### TASK ITEM:
Return every entry below exactly as written, minus the pictures.

Collection entries
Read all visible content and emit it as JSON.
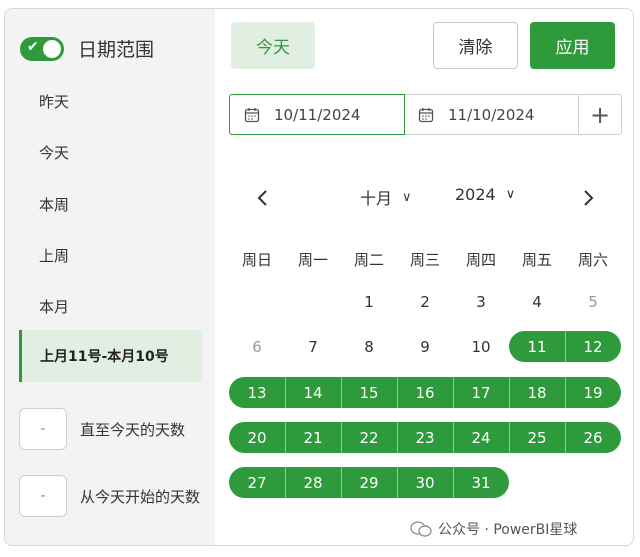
{
  "sidebar": {
    "toggle_label": "日期范围",
    "toggle_on": true,
    "items": [
      {
        "label": "昨天"
      },
      {
        "label": "今天"
      },
      {
        "label": "本周"
      },
      {
        "label": "上周"
      },
      {
        "label": "本月"
      }
    ],
    "active_item": "上月11号-本月10号",
    "days_until_today": {
      "value": "-",
      "label": "直至今天的天数"
    },
    "days_from_today": {
      "value": "-",
      "label": "从今天开始的天数"
    }
  },
  "header": {
    "today_label": "今天",
    "clear_label": "清除",
    "apply_label": "应用"
  },
  "range": {
    "start": "10/11/2024",
    "end": "11/10/2024",
    "add_label": "+"
  },
  "calendar": {
    "month": "十月",
    "year": "2024",
    "weekdays": [
      "周日",
      "周一",
      "周二",
      "周三",
      "周四",
      "周五",
      "周六"
    ],
    "weeks": [
      [
        {
          "d": ""
        },
        {
          "d": ""
        },
        {
          "d": "1"
        },
        {
          "d": "2"
        },
        {
          "d": "3"
        },
        {
          "d": "4"
        },
        {
          "d": "5"
        }
      ],
      [
        {
          "d": "6"
        },
        {
          "d": "7"
        },
        {
          "d": "8"
        },
        {
          "d": "9"
        },
        {
          "d": "10"
        },
        {
          "d": "11"
        },
        {
          "d": "12"
        }
      ],
      [
        {
          "d": "13"
        },
        {
          "d": "14"
        },
        {
          "d": "15"
        },
        {
          "d": "16"
        },
        {
          "d": "17"
        },
        {
          "d": "18"
        },
        {
          "d": "19"
        }
      ],
      [
        {
          "d": "20"
        },
        {
          "d": "21"
        },
        {
          "d": "22"
        },
        {
          "d": "23"
        },
        {
          "d": "24"
        },
        {
          "d": "25"
        },
        {
          "d": "26"
        }
      ],
      [
        {
          "d": "27"
        },
        {
          "d": "28"
        },
        {
          "d": "29"
        },
        {
          "d": "30"
        },
        {
          "d": "31"
        },
        {
          "d": ""
        },
        {
          "d": ""
        }
      ]
    ],
    "selected_start_day": 11,
    "selected_end_day": 31,
    "muted_days": [
      "5",
      "6"
    ]
  },
  "watermark": "公众号 · PowerBI星球",
  "colors": {
    "accent": "#2f9a3c",
    "accent_light": "#e1efe2"
  }
}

### RESPONSE TO THIS TASK:
Read all visible content and emit it as JSON.
{
  "sidebar": {
    "toggle_label": "日期范围",
    "toggle_on": true,
    "items": [
      {
        "label": "昨天"
      },
      {
        "label": "今天"
      },
      {
        "label": "本周"
      },
      {
        "label": "上周"
      },
      {
        "label": "本月"
      }
    ],
    "active_item": "上月11号-本月10号",
    "days_until_today": {
      "value": "-",
      "label": "直至今天的天数"
    },
    "days_from_today": {
      "value": "-",
      "label": "从今天开始的天数"
    }
  },
  "header": {
    "today_label": "今天",
    "clear_label": "清除",
    "apply_label": "应用"
  },
  "range": {
    "start": "10/11/2024",
    "end": "11/10/2024",
    "add_label": "+"
  },
  "calendar": {
    "month": "十月",
    "year": "2024",
    "weekdays": [
      "周日",
      "周一",
      "周二",
      "周三",
      "周四",
      "周五",
      "周六"
    ],
    "weeks": [
      [
        {
          "d": ""
        },
        {
          "d": ""
        },
        {
          "d": "1"
        },
        {
          "d": "2"
        },
        {
          "d": "3"
        },
        {
          "d": "4"
        },
        {
          "d": "5"
        }
      ],
      [
        {
          "d": "6"
        },
        {
          "d": "7"
        },
        {
          "d": "8"
        },
        {
          "d": "9"
        },
        {
          "d": "10"
        },
        {
          "d": "11"
        },
        {
          "d": "12"
        }
      ],
      [
        {
          "d": "13"
        },
        {
          "d": "14"
        },
        {
          "d": "15"
        },
        {
          "d": "16"
        },
        {
          "d": "17"
        },
        {
          "d": "18"
        },
        {
          "d": "19"
        }
      ],
      [
        {
          "d": "20"
        },
        {
          "d": "21"
        },
        {
          "d": "22"
        },
        {
          "d": "23"
        },
        {
          "d": "24"
        },
        {
          "d": "25"
        },
        {
          "d": "26"
        }
      ],
      [
        {
          "d": "27"
        },
        {
          "d": "28"
        },
        {
          "d": "29"
        },
        {
          "d": "30"
        },
        {
          "d": "31"
        },
        {
          "d": ""
        },
        {
          "d": ""
        }
      ]
    ],
    "selected_start_day": 11,
    "selected_end_day": 31,
    "muted_days": [
      "5",
      "6"
    ]
  },
  "watermark": "公众号 · PowerBI星球",
  "colors": {
    "accent": "#2f9a3c",
    "accent_light": "#e1efe2"
  }
}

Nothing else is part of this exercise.